- [Aim of the task]: I'd like the data below restated word for word, with the pictures left out.
[Extracted records Boundary: Start]
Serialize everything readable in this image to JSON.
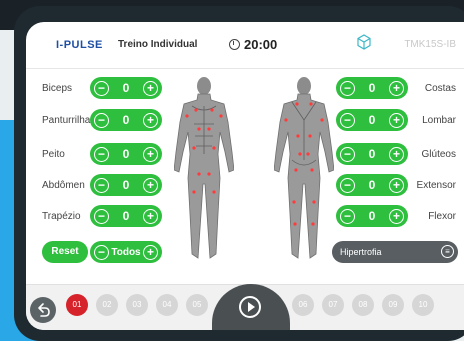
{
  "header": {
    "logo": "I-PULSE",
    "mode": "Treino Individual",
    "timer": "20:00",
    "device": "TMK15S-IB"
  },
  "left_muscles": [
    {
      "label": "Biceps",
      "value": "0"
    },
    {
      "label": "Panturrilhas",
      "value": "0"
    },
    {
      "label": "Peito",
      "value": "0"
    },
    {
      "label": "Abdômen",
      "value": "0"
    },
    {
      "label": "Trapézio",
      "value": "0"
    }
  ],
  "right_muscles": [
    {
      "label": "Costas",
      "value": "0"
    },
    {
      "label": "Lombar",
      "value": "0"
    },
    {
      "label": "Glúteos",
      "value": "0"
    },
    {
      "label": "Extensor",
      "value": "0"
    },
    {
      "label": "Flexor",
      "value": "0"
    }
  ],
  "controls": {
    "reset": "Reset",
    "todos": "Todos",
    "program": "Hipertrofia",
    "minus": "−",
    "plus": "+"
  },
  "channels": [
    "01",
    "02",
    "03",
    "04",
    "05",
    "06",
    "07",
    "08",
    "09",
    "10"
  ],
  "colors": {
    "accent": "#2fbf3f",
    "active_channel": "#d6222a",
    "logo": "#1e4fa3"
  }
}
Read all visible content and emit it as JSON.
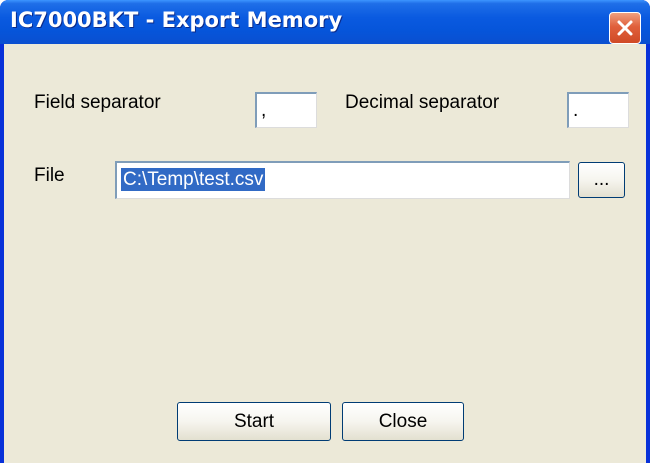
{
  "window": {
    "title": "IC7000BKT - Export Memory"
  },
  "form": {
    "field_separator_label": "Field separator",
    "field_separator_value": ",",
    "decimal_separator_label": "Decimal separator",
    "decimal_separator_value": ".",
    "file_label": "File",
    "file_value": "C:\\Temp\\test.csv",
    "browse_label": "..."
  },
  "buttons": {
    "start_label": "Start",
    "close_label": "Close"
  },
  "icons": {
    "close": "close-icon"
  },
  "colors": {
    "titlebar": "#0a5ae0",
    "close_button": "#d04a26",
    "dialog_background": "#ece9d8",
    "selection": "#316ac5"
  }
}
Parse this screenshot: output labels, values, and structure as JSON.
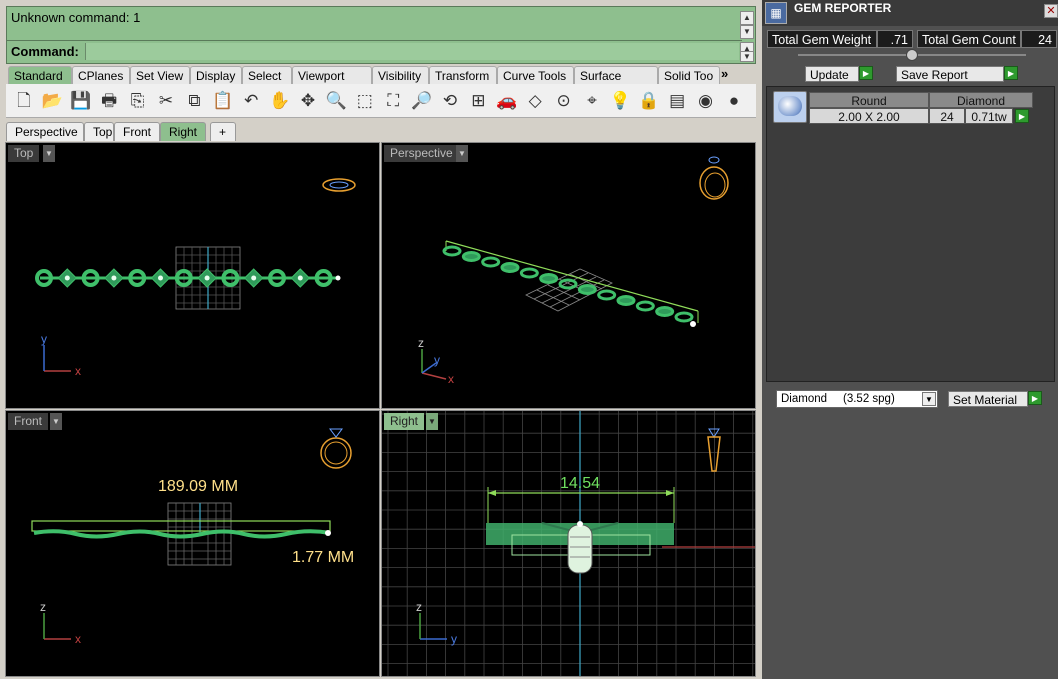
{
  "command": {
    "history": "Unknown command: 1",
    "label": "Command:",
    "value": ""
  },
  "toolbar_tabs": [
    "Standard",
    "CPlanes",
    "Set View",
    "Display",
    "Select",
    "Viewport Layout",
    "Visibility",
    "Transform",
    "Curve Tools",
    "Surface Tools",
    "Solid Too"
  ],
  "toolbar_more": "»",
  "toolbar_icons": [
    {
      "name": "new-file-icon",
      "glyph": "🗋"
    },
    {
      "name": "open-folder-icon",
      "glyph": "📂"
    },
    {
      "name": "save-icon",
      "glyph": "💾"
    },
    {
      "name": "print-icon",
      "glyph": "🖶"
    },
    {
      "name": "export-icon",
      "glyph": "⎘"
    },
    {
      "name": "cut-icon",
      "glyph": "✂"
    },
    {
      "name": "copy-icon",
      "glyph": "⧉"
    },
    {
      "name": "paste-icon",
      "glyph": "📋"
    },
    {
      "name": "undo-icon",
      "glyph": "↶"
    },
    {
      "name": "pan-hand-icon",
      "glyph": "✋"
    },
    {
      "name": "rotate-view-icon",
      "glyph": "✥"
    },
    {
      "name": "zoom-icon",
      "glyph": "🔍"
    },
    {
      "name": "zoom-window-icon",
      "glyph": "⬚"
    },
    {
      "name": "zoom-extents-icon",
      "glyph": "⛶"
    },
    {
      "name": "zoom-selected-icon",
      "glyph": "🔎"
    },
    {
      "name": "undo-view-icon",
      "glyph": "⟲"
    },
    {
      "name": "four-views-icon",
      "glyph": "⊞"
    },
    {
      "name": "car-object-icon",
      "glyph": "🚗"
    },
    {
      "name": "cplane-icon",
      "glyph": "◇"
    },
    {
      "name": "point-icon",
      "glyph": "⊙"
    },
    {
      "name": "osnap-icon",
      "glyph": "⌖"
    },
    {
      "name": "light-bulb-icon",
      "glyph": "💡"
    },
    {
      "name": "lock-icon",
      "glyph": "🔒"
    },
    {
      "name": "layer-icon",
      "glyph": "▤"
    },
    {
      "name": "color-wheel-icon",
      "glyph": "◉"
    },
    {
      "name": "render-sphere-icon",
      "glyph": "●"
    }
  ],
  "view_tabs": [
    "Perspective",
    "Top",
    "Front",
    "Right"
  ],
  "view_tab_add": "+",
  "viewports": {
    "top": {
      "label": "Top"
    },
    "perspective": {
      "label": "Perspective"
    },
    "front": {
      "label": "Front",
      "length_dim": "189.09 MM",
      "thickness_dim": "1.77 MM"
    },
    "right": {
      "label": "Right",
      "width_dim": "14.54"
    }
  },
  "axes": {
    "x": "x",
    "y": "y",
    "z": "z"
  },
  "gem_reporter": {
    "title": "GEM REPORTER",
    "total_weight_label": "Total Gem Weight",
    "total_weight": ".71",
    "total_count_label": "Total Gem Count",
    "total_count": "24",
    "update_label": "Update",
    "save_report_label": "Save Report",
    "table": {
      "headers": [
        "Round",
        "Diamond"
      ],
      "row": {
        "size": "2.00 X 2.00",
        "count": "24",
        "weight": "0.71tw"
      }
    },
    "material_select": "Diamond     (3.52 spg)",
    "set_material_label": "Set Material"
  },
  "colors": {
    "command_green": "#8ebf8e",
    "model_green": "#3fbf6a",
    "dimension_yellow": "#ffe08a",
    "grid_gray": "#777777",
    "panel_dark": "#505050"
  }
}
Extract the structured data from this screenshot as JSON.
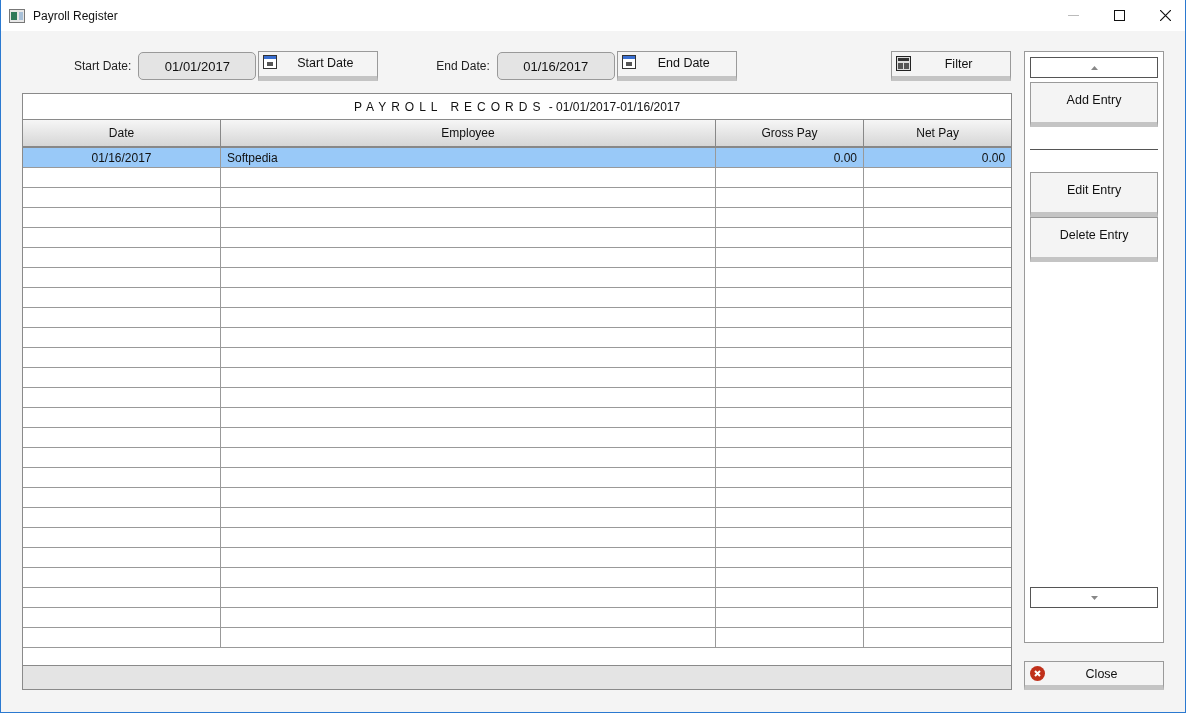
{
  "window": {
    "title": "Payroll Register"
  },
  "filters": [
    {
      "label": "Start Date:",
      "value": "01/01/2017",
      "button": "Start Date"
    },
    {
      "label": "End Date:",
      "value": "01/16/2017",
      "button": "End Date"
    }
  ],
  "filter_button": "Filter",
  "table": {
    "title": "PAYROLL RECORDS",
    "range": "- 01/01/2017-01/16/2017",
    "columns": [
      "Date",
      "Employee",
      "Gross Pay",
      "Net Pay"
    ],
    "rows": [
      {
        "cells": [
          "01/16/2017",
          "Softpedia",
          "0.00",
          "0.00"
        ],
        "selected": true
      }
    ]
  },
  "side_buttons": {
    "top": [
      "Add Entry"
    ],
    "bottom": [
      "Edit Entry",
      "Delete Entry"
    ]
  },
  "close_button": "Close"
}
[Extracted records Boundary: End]
- [Solution]:
Serialize everything readable in this image to JSON.
{
  "header": {
    "logo": "I-PULSE",
    "mode": "Treino Individual",
    "timer": "20:00",
    "device": "TMK15S-IB"
  },
  "left_muscles": [
    {
      "label": "Biceps",
      "value": "0"
    },
    {
      "label": "Panturrilhas",
      "value": "0"
    },
    {
      "label": "Peito",
      "value": "0"
    },
    {
      "label": "Abdômen",
      "value": "0"
    },
    {
      "label": "Trapézio",
      "value": "0"
    }
  ],
  "right_muscles": [
    {
      "label": "Costas",
      "value": "0"
    },
    {
      "label": "Lombar",
      "value": "0"
    },
    {
      "label": "Glúteos",
      "value": "0"
    },
    {
      "label": "Extensor",
      "value": "0"
    },
    {
      "label": "Flexor",
      "value": "0"
    }
  ],
  "controls": {
    "reset": "Reset",
    "todos": "Todos",
    "program": "Hipertrofia",
    "minus": "−",
    "plus": "+"
  },
  "channels": [
    "01",
    "02",
    "03",
    "04",
    "05",
    "06",
    "07",
    "08",
    "09",
    "10"
  ],
  "colors": {
    "accent": "#2fbf3f",
    "active_channel": "#d6222a",
    "logo": "#1e4fa3"
  }
}
Read all visible content and emit it as JSON.
{
  "window": {
    "title": "IC7000BKT - Export Memory"
  },
  "form": {
    "field_separator_label": "Field separator",
    "field_separator_value": ",",
    "decimal_separator_label": "Decimal separator",
    "decimal_separator_value": ".",
    "file_label": "File",
    "file_value": "C:\\Temp\\test.csv",
    "browse_label": "..."
  },
  "buttons": {
    "start_label": "Start",
    "close_label": "Close"
  },
  "icons": {
    "close": "close-icon"
  },
  "colors": {
    "titlebar": "#0a5ae0",
    "close_button": "#d04a26",
    "dialog_background": "#ece9d8",
    "selection": "#316ac5"
  }
}
Parse this screenshot: output labels, values, and structure as JSON.
{
  "command": {
    "history": "Unknown command: 1",
    "label": "Command:",
    "value": ""
  },
  "toolbar_tabs": [
    "Standard",
    "CPlanes",
    "Set View",
    "Display",
    "Select",
    "Viewport Layout",
    "Visibility",
    "Transform",
    "Curve Tools",
    "Surface Tools",
    "Solid Too"
  ],
  "toolbar_more": "»",
  "toolbar_icons": [
    {
      "name": "new-file-icon",
      "glyph": "🗋"
    },
    {
      "name": "open-folder-icon",
      "glyph": "📂"
    },
    {
      "name": "save-icon",
      "glyph": "💾"
    },
    {
      "name": "print-icon",
      "glyph": "🖶"
    },
    {
      "name": "export-icon",
      "glyph": "⎘"
    },
    {
      "name": "cut-icon",
      "glyph": "✂"
    },
    {
      "name": "copy-icon",
      "glyph": "⧉"
    },
    {
      "name": "paste-icon",
      "glyph": "📋"
    },
    {
      "name": "undo-icon",
      "glyph": "↶"
    },
    {
      "name": "pan-hand-icon",
      "glyph": "✋"
    },
    {
      "name": "rotate-view-icon",
      "glyph": "✥"
    },
    {
      "name": "zoom-icon",
      "glyph": "🔍"
    },
    {
      "name": "zoom-window-icon",
      "glyph": "⬚"
    },
    {
      "name": "zoom-extents-icon",
      "glyph": "⛶"
    },
    {
      "name": "zoom-selected-icon",
      "glyph": "🔎"
    },
    {
      "name": "undo-view-icon",
      "glyph": "⟲"
    },
    {
      "name": "four-views-icon",
      "glyph": "⊞"
    },
    {
      "name": "car-object-icon",
      "glyph": "🚗"
    },
    {
      "name": "cplane-icon",
      "glyph": "◇"
    },
    {
      "name": "point-icon",
      "glyph": "⊙"
    },
    {
      "name": "osnap-icon",
      "glyph": "⌖"
    },
    {
      "name": "light-bulb-icon",
      "glyph": "💡"
    },
    {
      "name": "lock-icon",
      "glyph": "🔒"
    },
    {
      "name": "layer-icon",
      "glyph": "▤"
    },
    {
      "name": "color-wheel-icon",
      "glyph": "◉"
    },
    {
      "name": "render-sphere-icon",
      "glyph": "●"
    }
  ],
  "view_tabs": [
    "Perspective",
    "Top",
    "Front",
    "Right"
  ],
  "view_tab_add": "+",
  "viewports": {
    "top": {
      "label": "Top"
    },
    "perspective": {
      "label": "Perspective"
    },
    "front": {
      "label": "Front",
      "length_dim": "189.09 MM",
      "thickness_dim": "1.77 MM"
    },
    "right": {
      "label": "Right",
      "width_dim": "14.54"
    }
  },
  "axes": {
    "x": "x",
    "y": "y",
    "z": "z"
  },
  "gem_reporter": {
    "title": "GEM REPORTER",
    "total_weight_label": "Total Gem Weight",
    "total_weight": ".71",
    "total_count_label": "Total Gem Count",
    "total_count": "24",
    "update_label": "Update",
    "save_report_label": "Save Report",
    "table": {
      "headers": [
        "Round",
        "Diamond"
      ],
      "row": {
        "size": "2.00 X 2.00",
        "count": "24",
        "weight": "0.71tw"
      }
    },
    "material_select": "Diamond     (3.52 spg)",
    "set_material_label": "Set Material"
  },
  "colors": {
    "command_green": "#8ebf8e",
    "model_green": "#3fbf6a",
    "dimension_yellow": "#ffe08a",
    "grid_gray": "#777777",
    "panel_dark": "#505050"
  }
}
Extract the structured data from this screenshot as JSON.
{
  "window": {
    "title": "Payroll Register"
  },
  "filters": [
    {
      "label": "Start Date:",
      "value": "01/01/2017",
      "button": "Start Date"
    },
    {
      "label": "End Date:",
      "value": "01/16/2017",
      "button": "End Date"
    }
  ],
  "filter_button": "Filter",
  "table": {
    "title": "PAYROLL RECORDS",
    "range": "- 01/01/2017-01/16/2017",
    "columns": [
      "Date",
      "Employee",
      "Gross Pay",
      "Net Pay"
    ],
    "rows": [
      {
        "cells": [
          "01/16/2017",
          "Softpedia",
          "0.00",
          "0.00"
        ],
        "selected": true
      }
    ]
  },
  "side_buttons": {
    "top": [
      "Add Entry"
    ],
    "bottom": [
      "Edit Entry",
      "Delete Entry"
    ]
  },
  "close_button": "Close"
}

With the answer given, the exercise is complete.